It is not affected adversely by corrosive acids, such as phosphoric acid, nor is it affected by the drying and caking of small amounts of molasses; and it does not clog with dirt or sludge. The pumps with more than bile nose of varying sizes depending Oh the relative capacities desired, have been used as metering, 'prpportiomn-g and mixing devices for substances such as molasses and acids for legume silage and as-meterin'g and proportioning devices on liquid fertilizer distributors.
While I have disclosed herein the best embodi ment of the inventive idea to me, iti's to be understood that the invention is susceptible of other mechanical embodimentswitnm the innits of the appended claims, and it is tbb serum ularly noted that while I have herein shown three rotating members that act to support and successively compress the hose, additional rotating members may be employed depending on the length and number of the suction strokes desired.
What is claimed is:
1. A pump comprising a hose stretched beyond its normal length, and a plurality of. members operable one after another to keep the hose stretched and compress it for performance of the pumping operation.
2. A pump comprising a hose stretched beyond its normal length and connected to a source of fluid and a discharge element, a rotating support, and a plurality of members carried therebynsaid members being rotated into. and out of engagement with the hose and" operable one after another to keep it stretched and effect the pumping operation, said hose being transversely expansible outwardl in all directions to relieve any excess pressure produced therein.
3. A pump comprising a'tensioned hose, a movable support, a plurality of rollers rotatably mounted on said supportfand movable thereby into and out of engagement with the hose to effect the pumping operation, and a connection between said rollers to cause all of them to rotate on their own axes at the same speed.
4. A pump comprising a hose adjustably connected to a source of fluid and a discharge element, and a rotating member provided with a plurality of rollers over one of which the hose is initially stretched and tensioned to the desired degree to produce the desired pump pressure, said rollers being operable one after another to keep the hose stretched and tensioned at said desired degree and to compress said hose for performance of the pumping operation.
5. A pump c0mpriSing a hose adjustably con" nected to a source of fluid and a discharge element, and a movable element provided with a plurality of rollers over one of which the hose is stretched and tensioned to the desired degree to produce the desired pump pressure, said rollers being operable by said member one after another to keep the hose stretched and tensioned and to compress it for performance of the pumping operation, said hose being expanded outwardly in all directions upon production of excess fluid pressure therein to thereby afford a by-pass effect and eliminate the necessity for by-pass valves and conduits.

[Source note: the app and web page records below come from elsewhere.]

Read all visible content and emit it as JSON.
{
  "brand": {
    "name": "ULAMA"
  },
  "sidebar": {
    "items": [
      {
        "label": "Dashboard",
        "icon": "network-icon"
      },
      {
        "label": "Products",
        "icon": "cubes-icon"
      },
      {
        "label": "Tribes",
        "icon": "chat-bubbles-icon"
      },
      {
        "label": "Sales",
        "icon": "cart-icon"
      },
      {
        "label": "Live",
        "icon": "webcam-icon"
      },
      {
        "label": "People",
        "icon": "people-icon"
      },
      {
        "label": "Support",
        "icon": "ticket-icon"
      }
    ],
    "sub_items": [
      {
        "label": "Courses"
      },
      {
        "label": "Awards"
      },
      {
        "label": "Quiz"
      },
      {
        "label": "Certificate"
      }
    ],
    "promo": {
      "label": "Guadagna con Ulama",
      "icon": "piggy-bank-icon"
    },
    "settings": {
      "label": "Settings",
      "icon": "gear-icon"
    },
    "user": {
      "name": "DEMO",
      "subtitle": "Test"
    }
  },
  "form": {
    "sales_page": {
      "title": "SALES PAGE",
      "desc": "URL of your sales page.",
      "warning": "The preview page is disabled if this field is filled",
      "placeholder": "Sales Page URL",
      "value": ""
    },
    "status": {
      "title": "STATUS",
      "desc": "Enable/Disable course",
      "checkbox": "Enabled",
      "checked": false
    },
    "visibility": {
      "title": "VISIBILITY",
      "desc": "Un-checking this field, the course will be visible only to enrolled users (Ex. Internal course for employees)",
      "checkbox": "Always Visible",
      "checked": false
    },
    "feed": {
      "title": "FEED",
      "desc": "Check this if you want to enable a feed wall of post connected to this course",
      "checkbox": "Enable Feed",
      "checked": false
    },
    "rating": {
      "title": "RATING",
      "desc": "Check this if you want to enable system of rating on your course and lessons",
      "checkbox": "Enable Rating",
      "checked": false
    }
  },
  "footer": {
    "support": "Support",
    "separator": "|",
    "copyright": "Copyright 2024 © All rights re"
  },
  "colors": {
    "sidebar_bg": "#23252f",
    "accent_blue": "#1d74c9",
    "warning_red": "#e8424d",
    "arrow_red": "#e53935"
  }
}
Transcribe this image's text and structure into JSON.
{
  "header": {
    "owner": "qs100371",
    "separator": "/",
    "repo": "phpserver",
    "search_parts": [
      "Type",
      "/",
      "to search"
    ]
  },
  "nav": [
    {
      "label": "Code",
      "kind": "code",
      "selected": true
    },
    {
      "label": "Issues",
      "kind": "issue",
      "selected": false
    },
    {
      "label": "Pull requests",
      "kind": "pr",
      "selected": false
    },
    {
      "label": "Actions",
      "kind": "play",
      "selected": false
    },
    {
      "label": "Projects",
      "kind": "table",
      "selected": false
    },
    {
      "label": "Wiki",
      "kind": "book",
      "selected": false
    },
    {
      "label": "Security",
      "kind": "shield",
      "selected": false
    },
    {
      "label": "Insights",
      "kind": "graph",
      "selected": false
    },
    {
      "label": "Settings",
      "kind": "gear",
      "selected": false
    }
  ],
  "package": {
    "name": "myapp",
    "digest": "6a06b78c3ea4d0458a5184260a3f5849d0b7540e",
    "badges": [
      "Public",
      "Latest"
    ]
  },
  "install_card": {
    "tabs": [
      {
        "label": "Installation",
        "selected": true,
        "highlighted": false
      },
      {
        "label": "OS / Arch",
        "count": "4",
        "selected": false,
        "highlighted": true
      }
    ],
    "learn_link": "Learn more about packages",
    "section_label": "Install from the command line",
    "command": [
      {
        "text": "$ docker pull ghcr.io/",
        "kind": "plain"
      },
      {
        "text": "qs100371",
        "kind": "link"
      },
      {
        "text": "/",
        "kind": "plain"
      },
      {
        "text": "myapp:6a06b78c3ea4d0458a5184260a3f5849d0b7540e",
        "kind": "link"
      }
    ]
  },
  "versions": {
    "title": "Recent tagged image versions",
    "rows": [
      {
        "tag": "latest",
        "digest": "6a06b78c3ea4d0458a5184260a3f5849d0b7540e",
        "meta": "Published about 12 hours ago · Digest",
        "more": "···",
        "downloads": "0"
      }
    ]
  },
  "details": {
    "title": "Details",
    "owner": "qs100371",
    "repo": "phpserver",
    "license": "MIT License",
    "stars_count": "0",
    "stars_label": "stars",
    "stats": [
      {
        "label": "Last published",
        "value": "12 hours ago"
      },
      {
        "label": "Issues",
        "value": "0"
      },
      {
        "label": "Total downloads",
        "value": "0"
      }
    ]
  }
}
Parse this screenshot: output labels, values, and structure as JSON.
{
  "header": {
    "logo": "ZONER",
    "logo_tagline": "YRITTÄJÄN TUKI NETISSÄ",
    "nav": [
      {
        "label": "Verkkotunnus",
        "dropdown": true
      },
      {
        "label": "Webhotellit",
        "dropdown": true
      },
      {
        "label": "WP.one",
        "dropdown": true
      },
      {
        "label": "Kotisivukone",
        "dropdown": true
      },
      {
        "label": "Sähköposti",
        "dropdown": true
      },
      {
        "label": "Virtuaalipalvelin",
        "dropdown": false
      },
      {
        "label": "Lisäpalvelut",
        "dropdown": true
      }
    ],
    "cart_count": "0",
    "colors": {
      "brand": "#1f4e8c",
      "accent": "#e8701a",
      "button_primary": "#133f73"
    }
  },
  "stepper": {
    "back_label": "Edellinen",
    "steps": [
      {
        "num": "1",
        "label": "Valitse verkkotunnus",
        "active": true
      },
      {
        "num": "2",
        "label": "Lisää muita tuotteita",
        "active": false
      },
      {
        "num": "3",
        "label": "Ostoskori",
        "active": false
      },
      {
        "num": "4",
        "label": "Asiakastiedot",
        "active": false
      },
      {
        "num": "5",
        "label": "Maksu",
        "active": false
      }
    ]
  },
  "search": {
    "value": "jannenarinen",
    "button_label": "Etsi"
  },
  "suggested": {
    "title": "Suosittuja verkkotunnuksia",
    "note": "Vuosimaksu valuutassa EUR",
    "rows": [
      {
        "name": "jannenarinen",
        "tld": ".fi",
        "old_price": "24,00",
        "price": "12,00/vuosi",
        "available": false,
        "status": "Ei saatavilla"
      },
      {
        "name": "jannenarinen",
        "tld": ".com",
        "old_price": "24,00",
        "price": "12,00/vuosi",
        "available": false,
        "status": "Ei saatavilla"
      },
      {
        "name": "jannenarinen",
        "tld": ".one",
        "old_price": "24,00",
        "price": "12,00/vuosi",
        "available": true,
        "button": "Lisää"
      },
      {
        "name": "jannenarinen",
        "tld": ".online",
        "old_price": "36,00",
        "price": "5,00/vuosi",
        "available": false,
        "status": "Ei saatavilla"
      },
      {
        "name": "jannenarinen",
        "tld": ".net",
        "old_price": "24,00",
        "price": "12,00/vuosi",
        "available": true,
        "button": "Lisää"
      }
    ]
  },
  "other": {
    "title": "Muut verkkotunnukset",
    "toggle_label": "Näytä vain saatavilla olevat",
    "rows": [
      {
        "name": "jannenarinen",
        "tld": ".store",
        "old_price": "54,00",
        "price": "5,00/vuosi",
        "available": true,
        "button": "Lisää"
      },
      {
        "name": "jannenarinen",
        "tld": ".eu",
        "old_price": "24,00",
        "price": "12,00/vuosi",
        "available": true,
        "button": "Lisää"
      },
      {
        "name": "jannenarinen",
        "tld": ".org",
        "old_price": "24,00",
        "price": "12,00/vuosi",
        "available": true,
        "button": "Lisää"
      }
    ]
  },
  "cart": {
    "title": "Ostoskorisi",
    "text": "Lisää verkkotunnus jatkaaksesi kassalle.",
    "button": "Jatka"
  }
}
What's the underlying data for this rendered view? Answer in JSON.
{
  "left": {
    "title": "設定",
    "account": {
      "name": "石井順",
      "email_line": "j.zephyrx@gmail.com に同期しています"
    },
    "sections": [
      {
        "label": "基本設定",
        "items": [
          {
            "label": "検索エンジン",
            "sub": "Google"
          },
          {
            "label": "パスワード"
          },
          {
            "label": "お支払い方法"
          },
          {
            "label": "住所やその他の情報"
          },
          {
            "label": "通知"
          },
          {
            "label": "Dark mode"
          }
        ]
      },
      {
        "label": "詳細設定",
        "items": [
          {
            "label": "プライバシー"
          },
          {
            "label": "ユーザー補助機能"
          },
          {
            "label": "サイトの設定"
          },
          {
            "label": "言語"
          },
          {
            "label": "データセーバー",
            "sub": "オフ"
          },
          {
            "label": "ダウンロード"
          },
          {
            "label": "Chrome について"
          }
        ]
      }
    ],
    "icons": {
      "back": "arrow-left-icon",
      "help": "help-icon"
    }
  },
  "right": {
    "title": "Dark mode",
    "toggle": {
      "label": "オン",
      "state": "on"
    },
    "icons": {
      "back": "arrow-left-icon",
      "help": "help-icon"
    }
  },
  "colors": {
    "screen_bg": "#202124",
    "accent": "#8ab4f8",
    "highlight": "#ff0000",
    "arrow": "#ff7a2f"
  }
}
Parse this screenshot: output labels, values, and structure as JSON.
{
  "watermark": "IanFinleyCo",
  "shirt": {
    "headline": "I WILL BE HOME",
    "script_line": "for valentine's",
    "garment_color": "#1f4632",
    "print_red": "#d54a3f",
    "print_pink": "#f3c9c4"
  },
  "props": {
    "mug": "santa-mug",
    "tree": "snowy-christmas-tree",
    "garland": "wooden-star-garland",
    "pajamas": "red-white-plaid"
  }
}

6. In a pump of the type comprising a rotor provided radially of its axis of rotation with spaced .hose compressing elements, a hose arranged to be compressed by said elements and provided interiorly thereof along its length with a notch or channel enabling the opening in the hose to be completely closed when said hose is compressed by said elements.
'7. A pump element comprising a hose provided interiorly thereof along its length with oppositely disposed notches or channels enabling the opening in the hose to be completely closed by compression and resilient reinforcements on the outside of the hose opposite the notched interior wall insuring a more uniform wall resiliency and strength for normal opening or expansion of the hose to its initial shape and producing an elliptically shaped hose.
HAROLD A. ARNOLD.